WHAT IS NEEDED |
Every line containing the word "Available" must be pulled from the records.

+ + +

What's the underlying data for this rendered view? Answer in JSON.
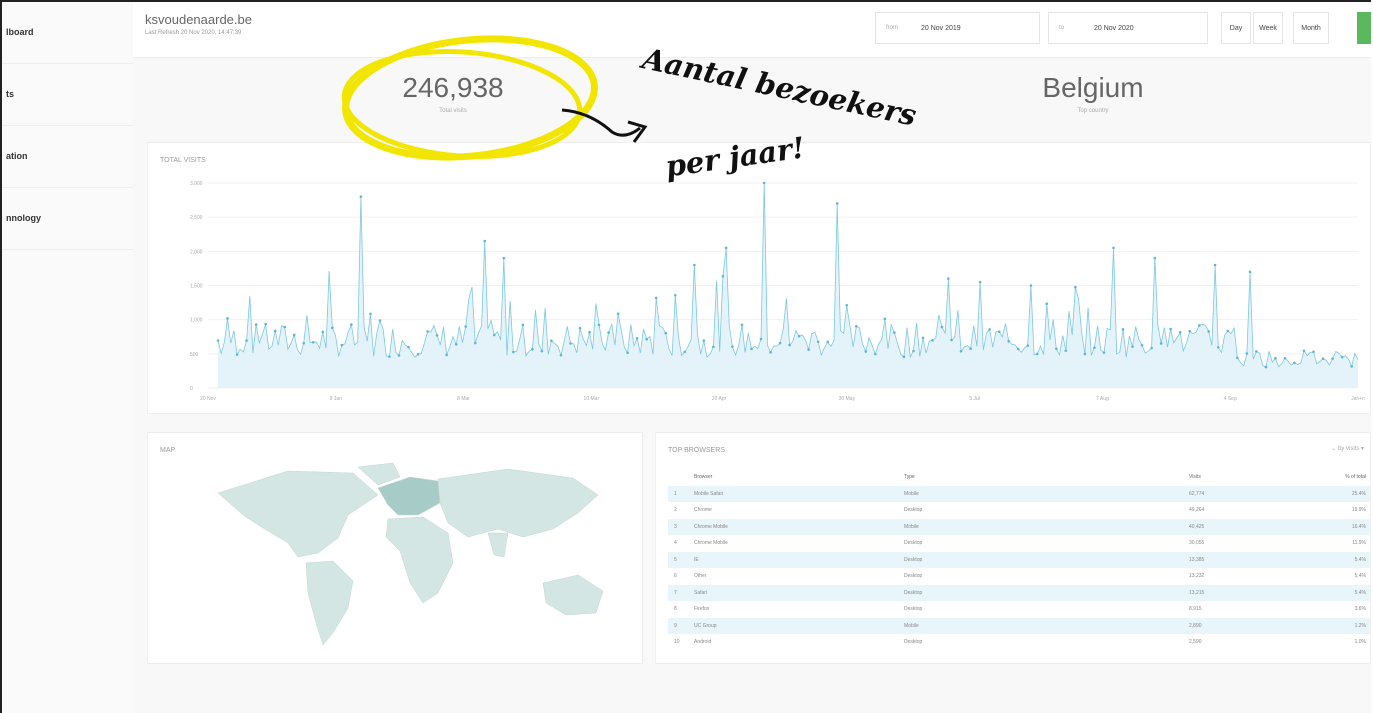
{
  "header": {
    "site_title": "ksvoudenaarde.be",
    "site_sub": "Last Refresh 20 Nov 2020, 14:47:39",
    "from_label": "from",
    "from_value": "20 Nov 2019",
    "to_label": "to",
    "to_value": "20 Nov 2020",
    "buttons": [
      "Day",
      "Week",
      "Month"
    ]
  },
  "sidebar": {
    "items": [
      "lboard",
      "ts",
      "ation",
      "nnology"
    ]
  },
  "stats": [
    {
      "value": "246,938",
      "label": "Total visits"
    },
    {
      "value": "Belgium",
      "label": "Top country"
    }
  ],
  "panels": {
    "visits_title": "TOTAL VISITS",
    "map_title": "MAP",
    "browsers_title": "TOP BROWSERS",
    "browsers_toggle": "⌄ by visits ▾"
  },
  "annotation": {
    "line1": "Aantal bezoekers",
    "line2": "per jaar!"
  },
  "chart_data": {
    "type": "area",
    "title": "TOTAL VISITS",
    "yticks": [
      "0",
      "500",
      "1,000",
      "1,500",
      "2,000",
      "2,500",
      "3,000"
    ],
    "xticks": [
      "20 Nov",
      "9 Jan",
      "8 Mar",
      "10 Mar",
      "20 Apr",
      "30 May",
      "5 Jul",
      "7 Aug",
      "4 Sep",
      "Jan+n"
    ],
    "ylim": [
      0,
      3000
    ]
  },
  "browsers": {
    "columns": [
      "Browser",
      "Type",
      "Visits",
      "% of total"
    ],
    "rows": [
      [
        "1",
        "Mobile Safari",
        "Mobile",
        "62,774",
        "25.4%"
      ],
      [
        "2",
        "Chrome",
        "Desktop",
        "49,264",
        "19.9%"
      ],
      [
        "3",
        "Chrome Mobile",
        "Mobile",
        "40,425",
        "16.4%"
      ],
      [
        "4",
        "Chrome Mobile",
        "Desktop",
        "30,055",
        "11.9%"
      ],
      [
        "5",
        "IE",
        "Desktop",
        "13,385",
        "5.4%"
      ],
      [
        "6",
        "Other",
        "Desktop",
        "13,232",
        "5.4%"
      ],
      [
        "7",
        "Safari",
        "Desktop",
        "13,215",
        "5.4%"
      ],
      [
        "8",
        "Firefox",
        "Desktop",
        "8,915",
        "3.6%"
      ],
      [
        "9",
        "UC Group",
        "Mobile",
        "2,890",
        "1.2%"
      ],
      [
        "10",
        "Android",
        "Desktop",
        "2,590",
        "1.0%"
      ]
    ]
  }
}
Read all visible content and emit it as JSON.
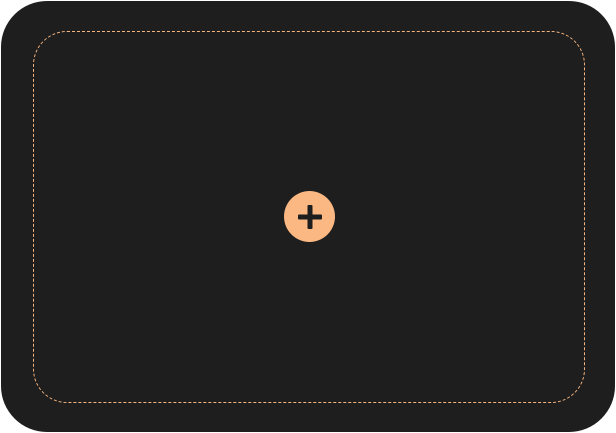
{
  "card": {
    "background": "#1e1e1e",
    "border_accent": "#f6b47f"
  },
  "add_button": {
    "icon": "plus-icon",
    "background": "#fcb883",
    "icon_color": "#1e1e1e"
  }
}
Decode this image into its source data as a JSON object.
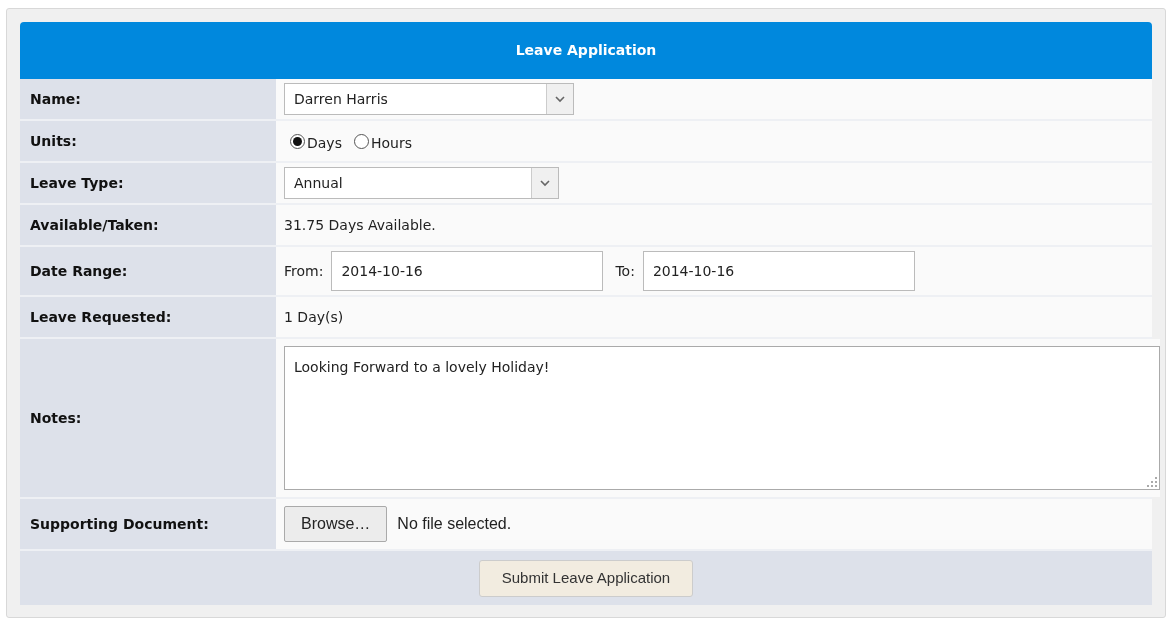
{
  "form": {
    "title": "Leave Application",
    "fields": [
      {
        "kind": "select",
        "label": "Name:",
        "value": "Darren Harris"
      },
      {
        "kind": "radio",
        "label": "Units:",
        "options": [
          {
            "label": "Days",
            "selected": true
          },
          {
            "label": "Hours",
            "selected": false
          }
        ]
      },
      {
        "kind": "select",
        "label": "Leave Type:",
        "value": "Annual"
      },
      {
        "kind": "text",
        "label": "Available/Taken:",
        "value": "31.75 Days Available."
      },
      {
        "kind": "daterange",
        "label": "Date Range:",
        "from_label": "From:",
        "from": "2014-10-16",
        "to_label": "To:",
        "to": "2014-10-16"
      },
      {
        "kind": "text",
        "label": "Leave Requested:",
        "value": "1 Day(s)"
      },
      {
        "kind": "textarea",
        "label": "Notes:",
        "value": "Looking Forward to a lovely Holiday!"
      },
      {
        "kind": "file",
        "label": "Supporting Document:",
        "button": "Browse…",
        "status": "No file selected."
      }
    ],
    "submit": "Submit Leave Application"
  }
}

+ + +

RESPONSE BELOW |
        "label": "Available/Taken:",
        "value": "31.75 Days Available."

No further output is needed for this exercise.